In April 2017, my 6-year-old son was killed when a speeding police car crashed into mine. Briefly, Joel Anthony was on life support and a UNM Hospital nurse introduced me to the amazing people at New Mexico Donor Services (NMDS), our community’s Organ Procurement Organization (OPO), who compassionately spoke to and educated me about organ donation. For me, this option lit a path of hope out of the darkest day of my life. NMDS orchestrated the organ transplants that allowed Joel Anthony to keep living through the lives of others.
But NMDS and the other OPOs across the country that make organ transplants happen are currently under threat from the Trump administration. We can’t let this happen.
There are 58 federally funded, community-based OPOs across the country, and they are essential to making organ transplants possible. The administration has proposed a rule – which would be governed by the Centers for Medicare and Medicaid Services (CMS) – that aims to fix underperforming OPOs by using arbitrary metrics to make them do better or face immediate decertification and replacement by the free market. Up to 75% of OPOs could be eliminated as a result. High-performing OPOs would be forced to pick up the slack because there are no for-profit entities qualified to take their place, and the rule provides no plan to establish them.
Making such a plan, much less putting it into action, takes time that families facing imminent tragedy do not have. In the communities that lose their OPO, people like those who received Joel Anthony’s organs probably would not be alive, and families experiencing devastating loss like mine would not have a chance at hope.
Today, Joel Anthony’s heart and liver give life to two other children.
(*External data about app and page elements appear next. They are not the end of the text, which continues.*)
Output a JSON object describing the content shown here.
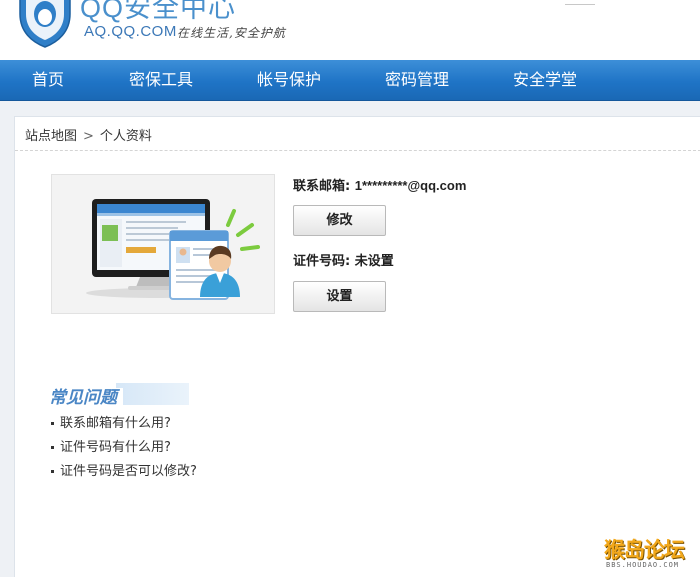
{
  "header": {
    "brand_title": "QQ安全中心",
    "domain": "AQ.QQ.COM",
    "slogan": "在线生活,安全护航"
  },
  "nav": {
    "items": [
      {
        "label": "首页"
      },
      {
        "label": "密保工具"
      },
      {
        "label": "帐号保护"
      },
      {
        "label": "密码管理"
      },
      {
        "label": "安全学堂"
      }
    ]
  },
  "breadcrumb": {
    "items": [
      "站点地图",
      "个人资料"
    ],
    "separator": ">"
  },
  "profile": {
    "email_label": "联系邮箱:",
    "email_value": "1*********@qq.com",
    "modify_button": "修改",
    "id_label": "证件号码:",
    "id_value": "未设置",
    "set_button": "设置"
  },
  "faq": {
    "title": "常见问题",
    "items": [
      "联系邮箱有什么用?",
      "证件号码有什么用?",
      "证件号码是否可以修改?"
    ]
  },
  "watermark": {
    "text": "猴岛论坛",
    "sub": "BBS.HOUDAO.COM"
  },
  "colors": {
    "nav_blue": "#1f74c6",
    "brand_blue": "#4a90cc",
    "faq_title_blue": "#4a86c5",
    "page_bg": "#eef1f5"
  }
}
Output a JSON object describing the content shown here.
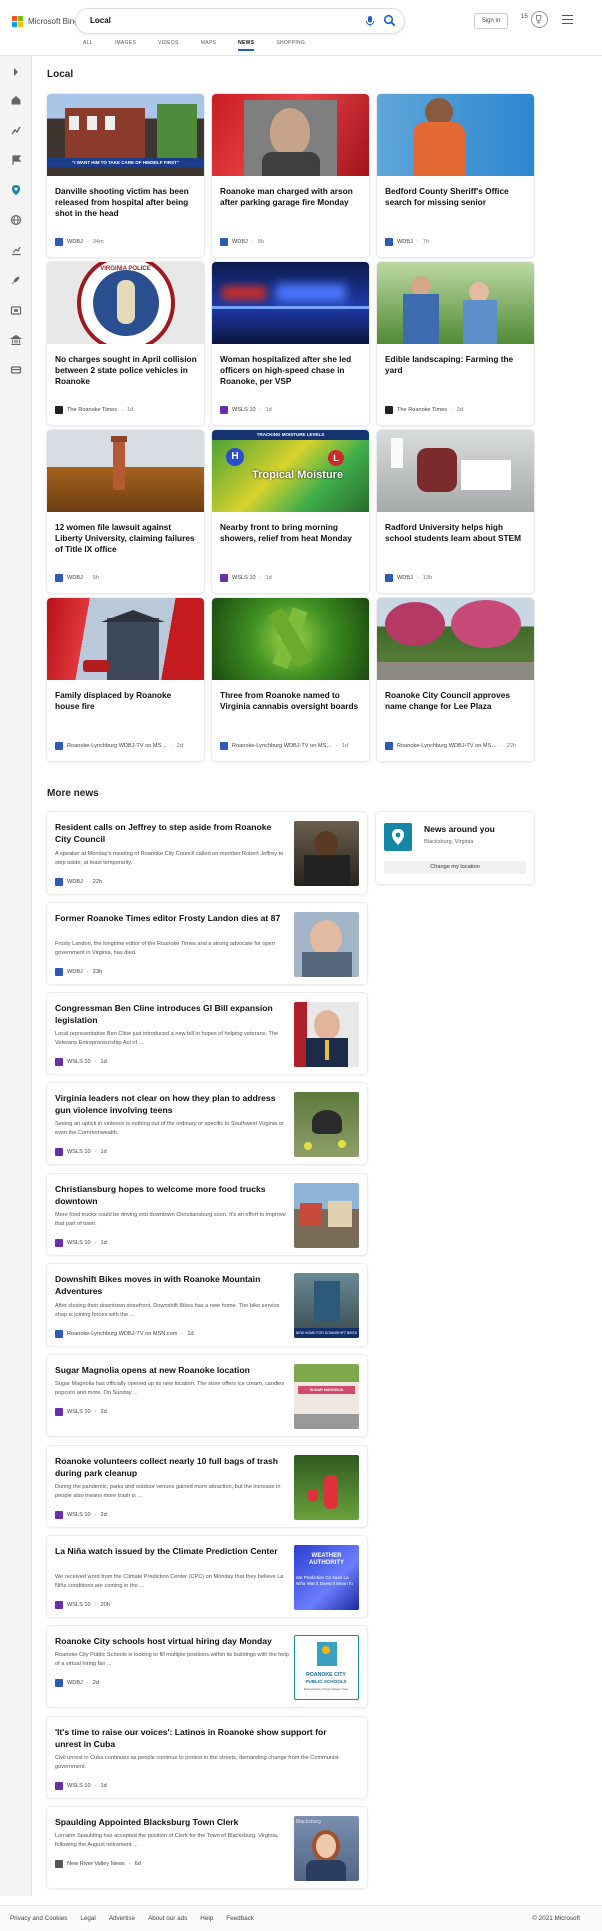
{
  "brand": {
    "name": "Microsoft Bing",
    "colors": [
      "#f25022",
      "#7fba00",
      "#00a4ef",
      "#ffb900"
    ]
  },
  "search": {
    "query": "Local"
  },
  "header": {
    "sign_in": "Sign in",
    "reward_count": "15"
  },
  "tabs": [
    {
      "label": "ALL"
    },
    {
      "label": "IMAGES"
    },
    {
      "label": "VIDEOS"
    },
    {
      "label": "MAPS"
    },
    {
      "label": "NEWS",
      "active": true
    },
    {
      "label": "SHOPPING"
    }
  ],
  "accent": "#1f5fc5",
  "local": {
    "title": "Local",
    "cards": [
      {
        "title": "Danville shooting victim has been released from hospital after being shot in the head",
        "source": "WDBJ",
        "ago": "34m",
        "logo": "w",
        "img_caption": "\"I WANT HIM TO TAKE CARE OF HIMSELF FIRST\""
      },
      {
        "title": "Roanoke man charged with arson after parking garage fire Monday",
        "source": "WDBJ",
        "ago": "5h",
        "logo": "w"
      },
      {
        "title": "Bedford County Sheriff's Office search for missing senior",
        "source": "WDBJ",
        "ago": "7h",
        "logo": "w"
      },
      {
        "title": "No charges sought in April collision between 2 state police vehicles in Roanoke",
        "source": "The Roanoke Times",
        "ago": "1d",
        "logo": "t",
        "img_caption": "VIRGINIA POLICE"
      },
      {
        "title": "Woman hospitalized after she led officers on high-speed chase in Roanoke, per VSP",
        "source": "WSLS 10",
        "ago": "1d",
        "logo": "s"
      },
      {
        "title": "Edible landscaping: Farming the yard",
        "source": "The Roanoke Times",
        "ago": "2d",
        "logo": "t"
      },
      {
        "title": "12 women file lawsuit against Liberty University, claiming failures of Title IX office",
        "source": "WDBJ",
        "ago": "5h",
        "logo": "w"
      },
      {
        "title": "Nearby front to bring morning showers, relief from heat Monday",
        "source": "WSLS 10",
        "ago": "1d",
        "logo": "s",
        "img_caption": "TRACKING MOISTURE LEVELS",
        "img_caption2": "Tropical Moisture"
      },
      {
        "title": "Radford University helps high school students learn about STEM",
        "source": "WDBJ",
        "ago": "13h",
        "logo": "w"
      },
      {
        "title": "Family displaced by Roanoke house fire",
        "source": "Roanoke-Lynchburg WDBJ-TV on MSN...",
        "ago": "2d",
        "logo": "w"
      },
      {
        "title": "Three from Roanoke named to Virginia cannabis oversight boards",
        "source": "Roanoke-Lynchburg WDBJ-TV on MSN...",
        "ago": "1d",
        "logo": "w"
      },
      {
        "title": "Roanoke City Council approves name change for Lee Plaza",
        "source": "Roanoke-Lynchburg WDBJ-TV on MSN...",
        "ago": "22h",
        "logo": "w"
      }
    ]
  },
  "more_news": {
    "title": "More news",
    "items": [
      {
        "title": "Resident calls on Jeffrey to step aside from Roanoke City Council",
        "snippet": "A speaker at Monday's meeting of Roanoke City Council called on member Robert Jeffrey to step aside, at least temporarily.",
        "source": "WDBJ",
        "ago": "22h",
        "logo": "w"
      },
      {
        "title": "Former Roanoke Times editor Frosty Landon dies at 87",
        "snippet": "Frosty Landon, the longtime editor of the Roanoke Times and a strong advocate for open government in Virginia, has died.",
        "source": "WDBJ",
        "ago": "23h",
        "logo": "w"
      },
      {
        "title": "Congressman Ben Cline introduces GI Bill expansion legislation",
        "snippet": "Local representative Ben Cline just introduced a new bill in hopes of helping veterans. The Veterans Entrepreneurship Act of ...",
        "source": "WSLS 10",
        "ago": "1d",
        "logo": "s"
      },
      {
        "title": "Virginia leaders not clear on how they plan to address gun violence involving teens",
        "snippet": "Seeing an uptick in violence is nothing out of the ordinary or specific to Southwest Virginia or even the Commonwealth.",
        "source": "WSLS 10",
        "ago": "1d",
        "logo": "s"
      },
      {
        "title": "Christiansburg hopes to welcome more food trucks downtown",
        "snippet": "More food trucks could be driving into downtown Christiansburg soon. It's an effort to improve that part of town.",
        "source": "WSLS 10",
        "ago": "1d",
        "logo": "s"
      },
      {
        "title": "Downshift Bikes moves in with Roanoke Mountain Adventures",
        "snippet": "After closing their downtown storefront, Downshift Bikes has a new home. The bike service shop is joining forces with the ...",
        "source": "Roanoke-Lynchburg WDBJ-TV on MSN.com",
        "ago": "1d",
        "logo": "w",
        "img_caption": "NEW HOME FOR DOWNSHIFT BIKES"
      },
      {
        "title": "Sugar Magnolia opens at new Roanoke location",
        "snippet": "Sugar Magnolia has officially opened up its new location. The store offers ice cream, candies popcorn and more. On Sunday ...",
        "source": "WSLS 10",
        "ago": "2d",
        "logo": "s",
        "img_caption": "SUGAR MAGNOLIA"
      },
      {
        "title": "Roanoke volunteers collect nearly 10 full bags of trash during park cleanup",
        "snippet": "During the pandemic, parks and outdoor venues gained more attraction, but the increase in people also means more trash is ...",
        "source": "WSLS 10",
        "ago": "2d",
        "logo": "s"
      },
      {
        "title": "La Niña watch issued by the Climate Prediction Center",
        "snippet": "We received word from the Climate Prediction Center (CPC) on Monday that they believe La Niña conditions are coming in the ...",
        "source": "WSLS 10",
        "ago": "20h",
        "logo": "s",
        "img_caption": "WEATHER AUTHORITY",
        "img_caption2": "ate Prediction Ce sues La Niña Wat it Doesn't Mean fo"
      },
      {
        "title": "Roanoke City schools host virtual hiring day Monday",
        "snippet": "Roanoke City Public Schools is looking to fill multiple positions within its buildings with the help of a virtual hiring fair ...",
        "source": "WDBJ",
        "ago": "2d",
        "logo": "w",
        "img_caption": "ROANOKE CITY",
        "img_caption2": "PUBLIC SCHOOLS",
        "img_caption3": "Extraordinary things happen here"
      },
      {
        "title": "'It's time to raise our voices': Latinos in Roanoke show support for unrest in Cuba",
        "snippet": "Civil unrest in Cuba continues as people continue to protest in the streets, demanding change from the Communist government.",
        "source": "WSLS 10",
        "ago": "1d",
        "logo": "s"
      },
      {
        "title": "Spaulding Appointed Blacksburg Town Clerk",
        "snippet": "Lorraine Spaulding has accepted the position of Clerk for the Town of Blacksburg, Virginia, following the August retirement ...",
        "source": "New River Valley News",
        "ago": "6d",
        "logo": "n",
        "img_caption": "Blacksburg"
      }
    ]
  },
  "news_around_you": {
    "title": "News around you",
    "location": "Blacksburg, Virginia",
    "button": "Change my location"
  },
  "footer": {
    "links": [
      "Privacy and Cookies",
      "Legal",
      "Advertise",
      "About our ads",
      "Help",
      "Feedback"
    ],
    "copyright": "© 2021 Microsoft"
  }
}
His kidneys help a man and a woman live, as well. His pancreas and lungs contributed to research and education that will help to save countless more lives. My son was such a loving little boy. Knowing that four people are alive and that their families know joy and hope because of Joel Anthony is a tremendous comfort. But the proposed rule could deny this opportunity for life to people who are gravely ill and deny comfort to grieving families.
I do not understand how a rule to improve a system that saves lives and gives meaning to lives lost could be so blind to the humanity of this issue. Organ donation and transplant are deeply personal. Donated organs are not products. They are gifts, given from the bodies of beloved mothers, fathers, sons and daughters on the most terrible day their grieving families could never have imagined. Yet the rule does not even mention organ donors, their families, or their experiences. OPO professionals are called to this difficult work, dedicated to helping people find hope during times of immeasurable loss. The administration is missing this point, reducing the measure of an OPO’s success to a bunch of numbers. Not only that, but our country’s organ transplant system already is recognized as the best in the world. Why on earth would the administration and CMS risk throwing it into shambles?
The administration must reconsider the detrimental effect OPO-bashing has on those of us who decided to donate and those who are considering it. Fact-based discussion to improve the system is always necessary because any system could use improving. But we have to look at the whole system, not just target one part of it.
I hope you will join me in urging the administration to change course. Please call your congressional representatives and ask them to insist that CMS improve our transplant system overall, not punish OPOs.
This critical, life-giving work requires knowledge, sensitivity and respect. We must support the OPOs that do it so they can support thousands of donor families and transplant recipients every year – like Joel Anthony and those he saved.